Tif Qureshi wins Swedish prize for minimally invasive dentistry

UK dentist, Tif Qureshi, and his fellow IAS Academy instructor from Oslo, Erik Svendsrud, recently received the Sverker Prize.

The Sverker Prize is awarded in memory of Sverker Toreskog.

Sverker Toreskog

For both the winners, the Sverker Prize jury mentioned their continuous effort to help patients achieve a functional smile without massive tooth destruction.

Erik has also focused on minimally invasive aesthetic dentistry.

‘I’m honoured to receive this prestigious award,’ Tif said.

‘I have always sought to promote minimally invasive dental techniques and much of the IAS Academy’s teaching focuses on this.

‘Therefore it is amazing to receive international recognition for this with the Sverker Prize.’

Admiration

The Sverker Prize recognises an individual’s commitment to conservative and effective dental techniques.

The recipients of the prize for this reason were UK dentist, Tif Qureshi and his fellow IAS Academy instructor from Oslo, Erik Svendsrud.

An article in the Scandinavian press cited Sverker’s admiration for Tif’s clinical skills.

Above all it mentions his focus on minimally invasive dentistry with the align, bleach and bond concept and his way of spreading knowledge about these techniques as a reason for Tif’s achievement.

The Sverker Prize

An internationally renowned clinician within the field of minimally invasive dentistry Sverker Toreskog qualified as a dentist in 1960.

He consequently continued his education at Indiana University for two years.

It was here that he consequently learnt the new concept of metal ceramic crowns.

He then brought this technique to Scandinavia in 1964.

After 1985, he changed from the metal ceramic crown to the thinner bonded porcelain shell crown.

The reason being the porcelain shell crown is more aesthetic, less invasive with fewer biological complications.

Sverker died from cancer in February 2013.

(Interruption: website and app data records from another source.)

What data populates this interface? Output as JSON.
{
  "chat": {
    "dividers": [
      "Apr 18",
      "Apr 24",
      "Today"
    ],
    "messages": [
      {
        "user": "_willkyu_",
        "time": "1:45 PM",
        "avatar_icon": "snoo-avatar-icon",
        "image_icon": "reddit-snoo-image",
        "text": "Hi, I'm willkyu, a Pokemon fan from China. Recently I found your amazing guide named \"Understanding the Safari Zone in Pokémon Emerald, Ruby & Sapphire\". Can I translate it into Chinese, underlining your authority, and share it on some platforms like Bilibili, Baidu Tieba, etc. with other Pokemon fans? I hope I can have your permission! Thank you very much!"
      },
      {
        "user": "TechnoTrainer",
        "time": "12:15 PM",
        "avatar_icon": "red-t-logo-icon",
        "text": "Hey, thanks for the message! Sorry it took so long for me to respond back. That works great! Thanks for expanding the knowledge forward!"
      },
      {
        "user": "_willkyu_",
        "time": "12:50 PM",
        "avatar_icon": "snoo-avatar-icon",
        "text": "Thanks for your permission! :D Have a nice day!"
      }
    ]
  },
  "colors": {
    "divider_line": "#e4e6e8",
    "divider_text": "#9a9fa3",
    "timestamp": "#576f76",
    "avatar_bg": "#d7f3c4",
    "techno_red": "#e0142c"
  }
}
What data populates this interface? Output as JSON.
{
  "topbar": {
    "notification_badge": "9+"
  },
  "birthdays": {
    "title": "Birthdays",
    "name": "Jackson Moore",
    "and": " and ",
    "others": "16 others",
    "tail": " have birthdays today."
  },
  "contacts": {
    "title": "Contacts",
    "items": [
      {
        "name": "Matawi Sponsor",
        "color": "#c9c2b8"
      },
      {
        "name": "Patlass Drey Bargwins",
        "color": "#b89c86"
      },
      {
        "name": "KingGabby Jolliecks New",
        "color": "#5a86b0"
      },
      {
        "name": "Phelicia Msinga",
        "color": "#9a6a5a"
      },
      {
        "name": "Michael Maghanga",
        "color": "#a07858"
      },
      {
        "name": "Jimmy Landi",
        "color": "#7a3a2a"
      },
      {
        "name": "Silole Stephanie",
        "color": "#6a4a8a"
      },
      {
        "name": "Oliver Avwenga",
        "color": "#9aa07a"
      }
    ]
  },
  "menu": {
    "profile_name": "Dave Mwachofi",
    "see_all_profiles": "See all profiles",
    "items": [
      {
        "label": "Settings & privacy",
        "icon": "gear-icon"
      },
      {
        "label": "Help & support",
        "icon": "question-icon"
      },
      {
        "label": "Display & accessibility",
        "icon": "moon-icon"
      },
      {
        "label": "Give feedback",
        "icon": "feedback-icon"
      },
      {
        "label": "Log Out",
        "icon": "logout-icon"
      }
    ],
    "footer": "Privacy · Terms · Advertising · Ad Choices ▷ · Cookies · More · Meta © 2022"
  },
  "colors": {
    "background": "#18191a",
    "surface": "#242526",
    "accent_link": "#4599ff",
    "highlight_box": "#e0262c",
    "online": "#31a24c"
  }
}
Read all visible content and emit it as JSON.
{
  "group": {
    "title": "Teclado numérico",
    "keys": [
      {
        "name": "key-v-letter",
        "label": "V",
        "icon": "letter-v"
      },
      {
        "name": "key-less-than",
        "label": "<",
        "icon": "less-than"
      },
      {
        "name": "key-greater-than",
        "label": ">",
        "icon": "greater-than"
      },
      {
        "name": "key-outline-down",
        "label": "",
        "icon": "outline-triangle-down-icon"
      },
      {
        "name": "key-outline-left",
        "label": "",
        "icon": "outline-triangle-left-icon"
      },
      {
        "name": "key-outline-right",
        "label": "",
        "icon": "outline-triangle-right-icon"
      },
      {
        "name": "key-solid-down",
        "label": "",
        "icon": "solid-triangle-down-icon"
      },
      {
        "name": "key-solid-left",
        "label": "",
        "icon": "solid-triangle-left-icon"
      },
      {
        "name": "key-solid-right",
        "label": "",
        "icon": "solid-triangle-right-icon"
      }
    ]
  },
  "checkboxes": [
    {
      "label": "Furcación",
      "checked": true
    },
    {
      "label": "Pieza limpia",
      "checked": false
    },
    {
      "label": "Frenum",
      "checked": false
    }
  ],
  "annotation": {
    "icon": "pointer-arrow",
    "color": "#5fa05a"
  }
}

A couple of weeks before, he recorded a video at his hospice.

It summarised his life with a hope that more dentists would change to less invasive procedures.